Raafat Hattab, Untitled, 2009
Artist Raafat Hattab, pumps water and waters and olive tree with the song "Love" in the background (by the Lebanese singer Ahmad Kaabour). The local looks, the deep connection to the land and the olive tree as the national symbol of the Palestinian village, goes awry as the video camera zooms out and reveals that the olive tree and Hattab are in the center of Rabin Square. The point of view instantly converts the planted into the displaced.

Hila Lulu Lin Farah Kufer Birim, Call Me Your Bastard, 2002
Artist Hila Lulu Lin Farah Kufer Birim, captures the image of the fire signs associated with ceremonial activities of youth movements, and transfers it from the public and national space to the private and emotional space. The fire sign creates an image of a burning heart, an endless loop of a kind of "eternal fire", of combustion without beginning and end. The ceremonial pathos of the fire sign reinforces the sense of "togetherness" in the public, adopted for an image of loneliness and private pain.

Alona Rodeh, Barking Dogs Don't Bite, 2012
The work consists of two parts - day and night. Both feature an empty commercial gallery space. An unknown mechanism operates within the gallery space, a cycle in which a smoke bomb is thrown into the space from an unknown source, followed by the commercial / urban defense mechanisms designed to address this threatening scenario. The performative presence of the orchestrated defense mechanisms is not interrupted by anyone and does not merit the gaze of bystanders passing the gallery without noticing what is happening. The viewer appears to be the only witness to the unfolding drama.

Gilad Ratman, The Days of the Family Bell, 2012
Inspired by a cinematic ploy invented by Spanish film pioneer, Segundo de Chomon in 1907, The Days of the Family Bell was filmed using a camera mounted to the ceiling while the actors lay on a black carpet underneath it. The video refers to the congestion that occurs in every performative action that integrates and constitutes the body. Through dance theatre, wrestling and acrobatics associations, the question of the search for the balance of social structures arises.

Other exhibitions

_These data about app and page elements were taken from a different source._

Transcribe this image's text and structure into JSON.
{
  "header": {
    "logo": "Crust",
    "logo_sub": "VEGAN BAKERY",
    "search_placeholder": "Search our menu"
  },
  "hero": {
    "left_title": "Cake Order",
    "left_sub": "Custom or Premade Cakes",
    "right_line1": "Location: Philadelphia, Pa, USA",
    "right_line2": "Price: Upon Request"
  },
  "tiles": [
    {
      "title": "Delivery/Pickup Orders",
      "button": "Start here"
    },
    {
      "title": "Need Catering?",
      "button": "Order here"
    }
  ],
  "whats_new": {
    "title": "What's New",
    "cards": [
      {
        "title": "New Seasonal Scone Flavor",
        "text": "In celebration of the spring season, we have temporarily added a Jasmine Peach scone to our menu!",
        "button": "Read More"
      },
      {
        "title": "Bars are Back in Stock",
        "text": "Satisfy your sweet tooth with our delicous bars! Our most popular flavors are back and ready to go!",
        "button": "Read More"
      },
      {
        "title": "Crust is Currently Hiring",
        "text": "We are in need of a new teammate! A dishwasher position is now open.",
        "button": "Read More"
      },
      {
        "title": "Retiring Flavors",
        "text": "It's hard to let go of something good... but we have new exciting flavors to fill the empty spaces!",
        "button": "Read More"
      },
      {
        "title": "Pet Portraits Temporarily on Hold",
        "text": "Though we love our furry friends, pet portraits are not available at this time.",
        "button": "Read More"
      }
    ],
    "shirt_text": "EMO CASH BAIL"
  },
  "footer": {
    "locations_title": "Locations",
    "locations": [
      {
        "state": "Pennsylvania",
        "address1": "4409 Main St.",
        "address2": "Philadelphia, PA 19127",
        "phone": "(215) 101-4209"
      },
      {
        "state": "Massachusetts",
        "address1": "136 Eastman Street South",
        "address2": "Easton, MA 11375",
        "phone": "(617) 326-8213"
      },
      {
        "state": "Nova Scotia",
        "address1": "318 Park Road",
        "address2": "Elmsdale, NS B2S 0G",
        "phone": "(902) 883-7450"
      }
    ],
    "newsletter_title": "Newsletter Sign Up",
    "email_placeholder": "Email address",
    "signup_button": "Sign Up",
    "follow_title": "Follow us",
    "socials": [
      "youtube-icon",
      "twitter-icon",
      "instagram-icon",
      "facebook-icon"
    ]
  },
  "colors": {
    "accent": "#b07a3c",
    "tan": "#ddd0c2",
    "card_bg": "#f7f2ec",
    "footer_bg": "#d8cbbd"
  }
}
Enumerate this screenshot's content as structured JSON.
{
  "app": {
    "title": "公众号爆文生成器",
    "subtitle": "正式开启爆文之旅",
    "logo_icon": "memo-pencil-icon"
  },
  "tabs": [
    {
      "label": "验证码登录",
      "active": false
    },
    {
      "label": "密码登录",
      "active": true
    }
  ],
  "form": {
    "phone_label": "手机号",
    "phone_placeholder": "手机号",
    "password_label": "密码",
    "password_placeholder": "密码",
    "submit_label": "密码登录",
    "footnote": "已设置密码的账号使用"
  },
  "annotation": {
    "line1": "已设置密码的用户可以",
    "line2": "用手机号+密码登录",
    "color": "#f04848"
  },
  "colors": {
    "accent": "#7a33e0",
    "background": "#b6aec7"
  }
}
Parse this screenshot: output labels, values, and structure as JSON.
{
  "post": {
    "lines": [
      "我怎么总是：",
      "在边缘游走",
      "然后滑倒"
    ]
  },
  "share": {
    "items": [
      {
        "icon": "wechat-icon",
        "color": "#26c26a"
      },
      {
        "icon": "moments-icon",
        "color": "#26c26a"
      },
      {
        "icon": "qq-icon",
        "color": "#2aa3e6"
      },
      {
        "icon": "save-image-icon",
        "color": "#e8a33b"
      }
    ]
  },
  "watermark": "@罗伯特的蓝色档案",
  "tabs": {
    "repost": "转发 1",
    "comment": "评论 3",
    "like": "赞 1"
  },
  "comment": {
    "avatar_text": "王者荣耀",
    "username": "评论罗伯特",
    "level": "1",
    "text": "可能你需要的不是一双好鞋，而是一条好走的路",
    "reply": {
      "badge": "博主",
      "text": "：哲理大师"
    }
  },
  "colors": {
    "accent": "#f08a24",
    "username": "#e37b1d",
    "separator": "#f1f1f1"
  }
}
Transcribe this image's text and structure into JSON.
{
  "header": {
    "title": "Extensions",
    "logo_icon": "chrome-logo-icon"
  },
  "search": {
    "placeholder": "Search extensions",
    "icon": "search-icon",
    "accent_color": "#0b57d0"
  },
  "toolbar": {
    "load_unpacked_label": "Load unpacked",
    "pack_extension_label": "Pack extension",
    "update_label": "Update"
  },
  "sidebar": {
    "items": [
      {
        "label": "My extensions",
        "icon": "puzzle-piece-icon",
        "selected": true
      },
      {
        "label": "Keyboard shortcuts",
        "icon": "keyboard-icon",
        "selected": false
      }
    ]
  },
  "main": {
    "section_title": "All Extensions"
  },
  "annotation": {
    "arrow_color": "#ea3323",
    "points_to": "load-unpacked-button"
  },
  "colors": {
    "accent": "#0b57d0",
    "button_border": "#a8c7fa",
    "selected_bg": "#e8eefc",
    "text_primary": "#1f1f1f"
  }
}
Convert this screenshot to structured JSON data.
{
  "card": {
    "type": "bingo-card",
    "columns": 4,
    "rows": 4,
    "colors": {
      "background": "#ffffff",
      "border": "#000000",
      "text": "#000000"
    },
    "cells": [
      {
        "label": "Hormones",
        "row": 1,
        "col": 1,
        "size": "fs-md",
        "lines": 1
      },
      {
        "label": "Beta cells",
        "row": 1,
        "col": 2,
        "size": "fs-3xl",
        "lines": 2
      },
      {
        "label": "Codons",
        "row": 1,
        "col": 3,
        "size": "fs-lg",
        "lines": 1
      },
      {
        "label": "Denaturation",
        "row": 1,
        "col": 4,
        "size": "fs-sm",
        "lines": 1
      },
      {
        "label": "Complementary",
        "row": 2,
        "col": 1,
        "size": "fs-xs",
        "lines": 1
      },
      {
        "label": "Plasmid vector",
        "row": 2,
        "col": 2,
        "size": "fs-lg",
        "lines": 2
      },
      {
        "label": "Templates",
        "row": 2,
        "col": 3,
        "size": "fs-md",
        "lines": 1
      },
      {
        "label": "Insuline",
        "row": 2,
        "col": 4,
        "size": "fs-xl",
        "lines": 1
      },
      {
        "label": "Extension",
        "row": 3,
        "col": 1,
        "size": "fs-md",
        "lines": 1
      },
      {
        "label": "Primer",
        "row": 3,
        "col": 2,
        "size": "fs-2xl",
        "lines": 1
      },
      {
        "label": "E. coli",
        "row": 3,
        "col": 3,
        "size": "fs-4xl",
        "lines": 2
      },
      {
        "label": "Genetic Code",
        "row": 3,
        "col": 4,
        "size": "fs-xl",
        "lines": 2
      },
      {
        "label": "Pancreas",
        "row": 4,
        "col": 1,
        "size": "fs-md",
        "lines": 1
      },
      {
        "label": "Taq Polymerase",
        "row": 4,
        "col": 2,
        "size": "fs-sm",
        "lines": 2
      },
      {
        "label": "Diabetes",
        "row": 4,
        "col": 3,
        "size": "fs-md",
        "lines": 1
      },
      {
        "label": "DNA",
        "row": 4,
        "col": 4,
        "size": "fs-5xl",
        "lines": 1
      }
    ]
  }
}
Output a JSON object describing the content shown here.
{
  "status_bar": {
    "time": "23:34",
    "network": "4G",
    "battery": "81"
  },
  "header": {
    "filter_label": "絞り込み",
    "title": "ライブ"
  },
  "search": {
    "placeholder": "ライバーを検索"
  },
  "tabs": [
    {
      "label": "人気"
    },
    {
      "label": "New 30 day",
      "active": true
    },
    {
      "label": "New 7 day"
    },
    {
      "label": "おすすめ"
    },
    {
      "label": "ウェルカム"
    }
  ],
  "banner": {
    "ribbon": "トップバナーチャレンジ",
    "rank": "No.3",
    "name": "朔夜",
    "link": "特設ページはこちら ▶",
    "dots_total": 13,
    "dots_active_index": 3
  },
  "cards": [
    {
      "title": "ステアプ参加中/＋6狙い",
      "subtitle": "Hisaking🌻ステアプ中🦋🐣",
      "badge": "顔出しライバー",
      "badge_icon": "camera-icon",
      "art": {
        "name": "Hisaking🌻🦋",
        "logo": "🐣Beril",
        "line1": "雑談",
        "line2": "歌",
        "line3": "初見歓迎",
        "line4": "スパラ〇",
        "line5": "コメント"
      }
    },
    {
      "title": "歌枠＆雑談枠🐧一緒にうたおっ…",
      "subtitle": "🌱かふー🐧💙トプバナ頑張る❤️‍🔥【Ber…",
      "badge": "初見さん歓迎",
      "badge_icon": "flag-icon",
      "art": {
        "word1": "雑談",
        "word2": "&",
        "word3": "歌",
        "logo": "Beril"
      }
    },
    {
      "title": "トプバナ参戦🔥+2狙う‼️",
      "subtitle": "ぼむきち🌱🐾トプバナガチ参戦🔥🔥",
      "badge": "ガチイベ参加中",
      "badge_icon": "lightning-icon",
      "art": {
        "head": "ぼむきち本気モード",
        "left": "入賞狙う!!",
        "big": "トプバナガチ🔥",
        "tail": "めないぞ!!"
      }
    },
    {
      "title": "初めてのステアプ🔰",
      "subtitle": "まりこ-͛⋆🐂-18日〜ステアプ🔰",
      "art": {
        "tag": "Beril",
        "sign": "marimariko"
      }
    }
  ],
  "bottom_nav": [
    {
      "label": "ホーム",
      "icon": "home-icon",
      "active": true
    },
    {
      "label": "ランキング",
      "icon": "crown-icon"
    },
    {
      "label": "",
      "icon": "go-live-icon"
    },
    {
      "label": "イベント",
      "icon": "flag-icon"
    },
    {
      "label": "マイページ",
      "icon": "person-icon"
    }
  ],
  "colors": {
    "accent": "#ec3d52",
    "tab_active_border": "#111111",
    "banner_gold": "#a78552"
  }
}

Jeff Koons: Absolute Value / From the Collection of Marie and Jose Mugrabi →
William Kentridge: More Sweetly Play the Dance →
Karen Russo: Myths of the Near Future →
Rachel Maclean: Spite Your Face →